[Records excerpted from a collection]

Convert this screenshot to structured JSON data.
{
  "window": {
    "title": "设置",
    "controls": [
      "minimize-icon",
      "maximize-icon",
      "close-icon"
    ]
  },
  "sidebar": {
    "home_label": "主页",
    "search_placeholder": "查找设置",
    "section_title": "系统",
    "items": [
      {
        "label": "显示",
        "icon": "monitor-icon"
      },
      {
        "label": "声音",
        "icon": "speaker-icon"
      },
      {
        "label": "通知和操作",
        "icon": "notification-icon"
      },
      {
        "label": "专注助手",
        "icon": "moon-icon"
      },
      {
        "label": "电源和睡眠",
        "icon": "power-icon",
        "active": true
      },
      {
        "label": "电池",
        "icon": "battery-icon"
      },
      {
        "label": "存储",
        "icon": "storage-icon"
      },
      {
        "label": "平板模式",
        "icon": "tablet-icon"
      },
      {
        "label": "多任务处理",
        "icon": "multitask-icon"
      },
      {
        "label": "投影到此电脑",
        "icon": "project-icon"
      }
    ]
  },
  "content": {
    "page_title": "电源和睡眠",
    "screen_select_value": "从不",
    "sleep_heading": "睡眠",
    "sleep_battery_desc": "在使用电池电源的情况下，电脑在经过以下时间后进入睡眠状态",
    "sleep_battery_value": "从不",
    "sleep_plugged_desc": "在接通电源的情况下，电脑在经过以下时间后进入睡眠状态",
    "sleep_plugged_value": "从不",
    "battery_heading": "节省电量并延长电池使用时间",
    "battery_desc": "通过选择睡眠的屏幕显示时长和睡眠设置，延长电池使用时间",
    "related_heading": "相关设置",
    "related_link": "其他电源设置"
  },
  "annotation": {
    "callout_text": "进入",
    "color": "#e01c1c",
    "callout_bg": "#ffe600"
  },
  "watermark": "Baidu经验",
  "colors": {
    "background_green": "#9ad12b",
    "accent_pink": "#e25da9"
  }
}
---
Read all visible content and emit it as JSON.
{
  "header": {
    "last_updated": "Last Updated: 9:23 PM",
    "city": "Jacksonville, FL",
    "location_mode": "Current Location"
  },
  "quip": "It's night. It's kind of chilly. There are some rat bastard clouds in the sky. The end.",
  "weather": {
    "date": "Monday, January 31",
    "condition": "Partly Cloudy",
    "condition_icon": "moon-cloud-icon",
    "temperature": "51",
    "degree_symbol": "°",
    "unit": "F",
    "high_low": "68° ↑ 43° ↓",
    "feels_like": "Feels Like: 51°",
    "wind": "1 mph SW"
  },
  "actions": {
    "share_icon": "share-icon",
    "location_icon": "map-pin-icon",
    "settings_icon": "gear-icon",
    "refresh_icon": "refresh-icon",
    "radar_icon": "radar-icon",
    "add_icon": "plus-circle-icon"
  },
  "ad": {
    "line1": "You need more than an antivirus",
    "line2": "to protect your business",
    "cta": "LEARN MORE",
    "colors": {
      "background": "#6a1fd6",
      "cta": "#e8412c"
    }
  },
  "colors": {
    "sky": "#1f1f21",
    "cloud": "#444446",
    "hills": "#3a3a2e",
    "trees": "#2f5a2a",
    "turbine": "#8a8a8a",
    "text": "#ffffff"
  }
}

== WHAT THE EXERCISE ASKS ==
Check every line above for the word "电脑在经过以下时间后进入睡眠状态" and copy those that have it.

== WRITTEN RESPONSE ==
    "sleep_battery_desc": "在使用电池电源的情况下，电脑在经过以下时间后进入睡眠状态",
    "sleep_plugged_desc": "在接通电源的情况下，电脑在经过以下时间后进入睡眠状态",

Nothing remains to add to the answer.